Required action: Each line of the data below containing "your" needs to be listed.

Interface dataset entries:
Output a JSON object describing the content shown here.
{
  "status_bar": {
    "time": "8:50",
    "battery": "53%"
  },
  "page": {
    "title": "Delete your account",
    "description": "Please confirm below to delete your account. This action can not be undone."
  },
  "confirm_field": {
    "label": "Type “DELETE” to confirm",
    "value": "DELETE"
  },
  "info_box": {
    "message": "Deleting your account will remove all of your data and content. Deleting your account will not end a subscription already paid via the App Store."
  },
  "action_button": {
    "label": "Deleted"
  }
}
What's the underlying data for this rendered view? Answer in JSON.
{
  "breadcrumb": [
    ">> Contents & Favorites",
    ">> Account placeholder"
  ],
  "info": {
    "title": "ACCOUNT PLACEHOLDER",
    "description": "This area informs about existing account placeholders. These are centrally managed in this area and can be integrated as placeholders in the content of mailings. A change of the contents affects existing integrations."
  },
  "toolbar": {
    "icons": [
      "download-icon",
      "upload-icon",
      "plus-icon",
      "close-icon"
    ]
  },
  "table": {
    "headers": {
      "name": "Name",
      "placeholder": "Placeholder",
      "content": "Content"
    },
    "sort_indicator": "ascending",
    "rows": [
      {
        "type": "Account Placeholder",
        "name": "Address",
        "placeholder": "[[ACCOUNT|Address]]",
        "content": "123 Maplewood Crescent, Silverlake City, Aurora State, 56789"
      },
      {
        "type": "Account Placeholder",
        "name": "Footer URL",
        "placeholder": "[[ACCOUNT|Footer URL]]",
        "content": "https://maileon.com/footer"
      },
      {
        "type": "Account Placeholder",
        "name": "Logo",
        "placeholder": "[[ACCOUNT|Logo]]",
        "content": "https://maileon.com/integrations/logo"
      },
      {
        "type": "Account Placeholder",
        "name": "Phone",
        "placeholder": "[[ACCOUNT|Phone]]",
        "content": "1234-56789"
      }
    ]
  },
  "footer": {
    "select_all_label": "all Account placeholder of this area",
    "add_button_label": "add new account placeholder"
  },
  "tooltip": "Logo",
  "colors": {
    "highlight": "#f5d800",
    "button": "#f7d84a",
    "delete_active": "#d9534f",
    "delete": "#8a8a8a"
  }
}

Solution for this task:
    "title": "Delete your account",
    "description": "Please confirm below to delete your account. This action can not be undone."
    "message": "Deleting your account will remove all of your data and content. Deleting your account will not end a subscription already paid via the App Store."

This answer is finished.